Your assignment
Every entry below should be printed exactly.

[Data entries]
····················

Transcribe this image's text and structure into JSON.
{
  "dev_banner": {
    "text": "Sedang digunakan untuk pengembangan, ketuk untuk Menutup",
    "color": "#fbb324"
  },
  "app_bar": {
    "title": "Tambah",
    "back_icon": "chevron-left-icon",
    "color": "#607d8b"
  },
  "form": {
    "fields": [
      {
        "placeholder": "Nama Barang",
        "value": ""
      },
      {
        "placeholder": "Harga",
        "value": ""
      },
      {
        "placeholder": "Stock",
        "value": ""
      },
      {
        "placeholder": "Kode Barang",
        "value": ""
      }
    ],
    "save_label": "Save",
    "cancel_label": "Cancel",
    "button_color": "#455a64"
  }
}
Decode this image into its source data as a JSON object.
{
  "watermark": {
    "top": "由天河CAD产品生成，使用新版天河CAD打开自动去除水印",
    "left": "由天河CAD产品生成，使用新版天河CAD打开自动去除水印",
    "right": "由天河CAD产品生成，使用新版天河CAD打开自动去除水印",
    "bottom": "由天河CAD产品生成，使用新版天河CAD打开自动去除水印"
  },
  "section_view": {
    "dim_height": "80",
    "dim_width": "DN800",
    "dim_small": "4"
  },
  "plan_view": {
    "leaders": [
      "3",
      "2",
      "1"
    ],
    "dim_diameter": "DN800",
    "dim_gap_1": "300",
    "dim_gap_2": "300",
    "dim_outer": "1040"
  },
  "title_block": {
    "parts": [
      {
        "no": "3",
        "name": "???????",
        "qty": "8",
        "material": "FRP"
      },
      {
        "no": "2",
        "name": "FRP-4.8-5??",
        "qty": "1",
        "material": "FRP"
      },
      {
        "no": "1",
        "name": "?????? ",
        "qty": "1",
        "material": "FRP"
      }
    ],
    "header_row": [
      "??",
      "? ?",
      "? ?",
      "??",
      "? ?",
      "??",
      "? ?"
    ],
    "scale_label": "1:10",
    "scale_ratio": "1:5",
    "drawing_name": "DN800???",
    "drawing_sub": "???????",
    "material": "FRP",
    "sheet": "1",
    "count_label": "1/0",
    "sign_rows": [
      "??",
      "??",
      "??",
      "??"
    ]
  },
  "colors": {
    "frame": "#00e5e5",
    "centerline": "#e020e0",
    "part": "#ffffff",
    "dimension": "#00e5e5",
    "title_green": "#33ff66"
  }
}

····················

Exercise response
Transcribe this image's text and structure into JSON.
{
  "dev_banner": {
    "text": "Sedang digunakan untuk pengembangan, ketuk untuk Menutup",
    "color": "#fbb324"
  },
  "app_bar": {
    "title": "Tambah",
    "back_icon": "chevron-left-icon",
    "color": "#607d8b"
  },
  "form": {
    "fields": [
      {
        "placeholder": "Nama Barang",
        "value": ""
      },
      {
        "placeholder": "Harga",
        "value": ""
      },
      {
        "placeholder": "Stock",
        "value": ""
      },
      {
        "placeholder": "Kode Barang",
        "value": ""
      }
    ],
    "save_label": "Save",
    "cancel_label": "Cancel",
    "button_color": "#455a64"
  }
}
Decode this image into its source data as a JSON object.
{
  "watermark": {
    "top": "由天河CAD产品生成，使用新版天河CAD打开自动去除水印",
    "left": "由天河CAD产品生成，使用新版天河CAD打开自动去除水印",
    "right": "由天河CAD产品生成，使用新版天河CAD打开自动去除水印",
    "bottom": "由天河CAD产品生成，使用新版天河CAD打开自动去除水印"
  },
  "section_view": {
    "dim_height": "80",
    "dim_width": "DN800",
    "dim_small": "4"
  },
  "plan_view": {
    "leaders": [
      "3",
      "2",
      "1"
    ],
    "dim_diameter": "DN800",
    "dim_gap_1": "300",
    "dim_gap_2": "300",
    "dim_outer": "1040"
  },
  "title_block": {
    "parts": [
      {
        "no": "3",
        "name": "???????",
        "qty": "8",
        "material": "FRP"
      },
      {
        "no": "2",
        "name": "FRP-4.8-5??",
        "qty": "1",
        "material": "FRP"
      },
      {
        "no": "1",
        "name": "?????? ",
        "qty": "1",
        "material": "FRP"
      }
    ],
    "header_row": [
      "??",
      "? ?",
      "? ?",
      "??",
      "? ?",
      "??",
      "? ?"
    ],
    "scale_label": "1:10",
    "scale_ratio": "1:5",
    "drawing_name": "DN800???",
    "drawing_sub": "???????",
    "material": "FRP",
    "sheet": "1",
    "count_label": "1/0",
    "sign_rows": [
      "??",
      "??",
      "??",
      "??"
    ]
  },
  "colors": {
    "frame": "#00e5e5",
    "centerline": "#e020e0",
    "part": "#ffffff",
    "dimension": "#00e5e5",
    "title_green": "#33ff66"
  }
}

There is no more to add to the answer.